▸ **Task description**
Would you show every line from the records that holds "module"?

▸ **Dataset rows describing interfaces**
--- --- ---

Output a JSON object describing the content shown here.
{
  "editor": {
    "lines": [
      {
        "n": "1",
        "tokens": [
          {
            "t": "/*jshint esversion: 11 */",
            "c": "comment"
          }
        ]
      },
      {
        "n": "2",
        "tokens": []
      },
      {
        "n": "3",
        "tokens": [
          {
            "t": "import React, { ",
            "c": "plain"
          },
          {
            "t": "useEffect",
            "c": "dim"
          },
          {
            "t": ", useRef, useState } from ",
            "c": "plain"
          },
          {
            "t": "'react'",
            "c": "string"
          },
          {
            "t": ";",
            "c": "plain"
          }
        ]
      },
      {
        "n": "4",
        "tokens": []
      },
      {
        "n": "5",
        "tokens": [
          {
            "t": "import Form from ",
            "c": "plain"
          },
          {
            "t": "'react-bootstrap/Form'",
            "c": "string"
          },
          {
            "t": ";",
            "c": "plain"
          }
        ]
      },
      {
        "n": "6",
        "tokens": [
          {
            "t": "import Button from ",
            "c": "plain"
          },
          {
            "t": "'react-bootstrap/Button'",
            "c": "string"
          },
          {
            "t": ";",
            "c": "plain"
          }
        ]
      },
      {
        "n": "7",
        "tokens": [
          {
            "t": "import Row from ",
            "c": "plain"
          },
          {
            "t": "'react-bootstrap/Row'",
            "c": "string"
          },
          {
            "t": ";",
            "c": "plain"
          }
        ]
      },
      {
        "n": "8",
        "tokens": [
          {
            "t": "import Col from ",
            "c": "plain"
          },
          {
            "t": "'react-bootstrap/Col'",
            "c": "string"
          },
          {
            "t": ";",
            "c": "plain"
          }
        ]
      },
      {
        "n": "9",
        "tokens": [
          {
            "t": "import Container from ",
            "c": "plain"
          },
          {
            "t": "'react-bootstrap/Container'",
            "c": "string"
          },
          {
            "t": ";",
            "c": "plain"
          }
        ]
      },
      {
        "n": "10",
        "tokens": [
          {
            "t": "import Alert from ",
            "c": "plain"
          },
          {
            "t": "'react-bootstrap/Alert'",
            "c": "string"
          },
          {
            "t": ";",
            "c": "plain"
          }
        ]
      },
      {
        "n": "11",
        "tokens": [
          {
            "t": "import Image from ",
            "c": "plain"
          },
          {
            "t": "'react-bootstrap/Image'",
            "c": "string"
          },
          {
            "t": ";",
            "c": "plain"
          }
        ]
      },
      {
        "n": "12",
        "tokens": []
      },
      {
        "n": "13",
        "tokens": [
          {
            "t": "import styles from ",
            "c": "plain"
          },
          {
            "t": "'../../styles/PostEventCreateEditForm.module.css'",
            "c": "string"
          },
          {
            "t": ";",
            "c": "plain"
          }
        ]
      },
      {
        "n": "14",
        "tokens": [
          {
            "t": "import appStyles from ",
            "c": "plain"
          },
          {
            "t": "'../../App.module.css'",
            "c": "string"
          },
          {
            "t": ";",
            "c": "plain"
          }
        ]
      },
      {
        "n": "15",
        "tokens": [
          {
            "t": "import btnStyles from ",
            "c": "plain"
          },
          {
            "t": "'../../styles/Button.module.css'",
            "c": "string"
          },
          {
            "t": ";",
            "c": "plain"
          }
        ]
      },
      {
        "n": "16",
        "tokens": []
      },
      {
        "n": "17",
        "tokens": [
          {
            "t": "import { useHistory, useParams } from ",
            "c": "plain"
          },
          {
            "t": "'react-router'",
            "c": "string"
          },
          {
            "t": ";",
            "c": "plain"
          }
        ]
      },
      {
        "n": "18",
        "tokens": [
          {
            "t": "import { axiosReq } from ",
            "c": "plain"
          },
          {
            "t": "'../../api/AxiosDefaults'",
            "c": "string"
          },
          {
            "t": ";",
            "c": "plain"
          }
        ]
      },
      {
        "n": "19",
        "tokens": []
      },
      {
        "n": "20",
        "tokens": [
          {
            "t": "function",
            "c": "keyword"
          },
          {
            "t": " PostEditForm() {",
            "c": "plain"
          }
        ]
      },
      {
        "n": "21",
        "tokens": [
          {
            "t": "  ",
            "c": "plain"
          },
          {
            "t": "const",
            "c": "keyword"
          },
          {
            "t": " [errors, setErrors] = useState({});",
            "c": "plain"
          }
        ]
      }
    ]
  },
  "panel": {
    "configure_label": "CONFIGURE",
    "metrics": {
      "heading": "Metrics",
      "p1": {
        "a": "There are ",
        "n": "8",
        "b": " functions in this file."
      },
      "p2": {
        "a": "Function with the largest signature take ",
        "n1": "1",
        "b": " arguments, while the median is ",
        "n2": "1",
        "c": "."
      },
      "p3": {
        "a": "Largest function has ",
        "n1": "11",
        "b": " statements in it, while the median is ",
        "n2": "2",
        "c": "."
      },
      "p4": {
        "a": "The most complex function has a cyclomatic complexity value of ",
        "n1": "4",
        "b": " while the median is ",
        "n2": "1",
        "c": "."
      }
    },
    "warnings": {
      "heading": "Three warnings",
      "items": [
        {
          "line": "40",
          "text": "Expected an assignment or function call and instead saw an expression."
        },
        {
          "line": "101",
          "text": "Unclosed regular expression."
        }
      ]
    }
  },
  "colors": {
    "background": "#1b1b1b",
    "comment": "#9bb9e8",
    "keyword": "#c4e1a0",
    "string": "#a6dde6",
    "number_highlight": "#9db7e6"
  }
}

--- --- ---

▸ **Answer to the exercise**
            "t": "'../../styles/PostEventCreateEditForm.module.css'",
            "t": "'../../App.module.css'",
            "t": "'../../styles/Button.module.css'",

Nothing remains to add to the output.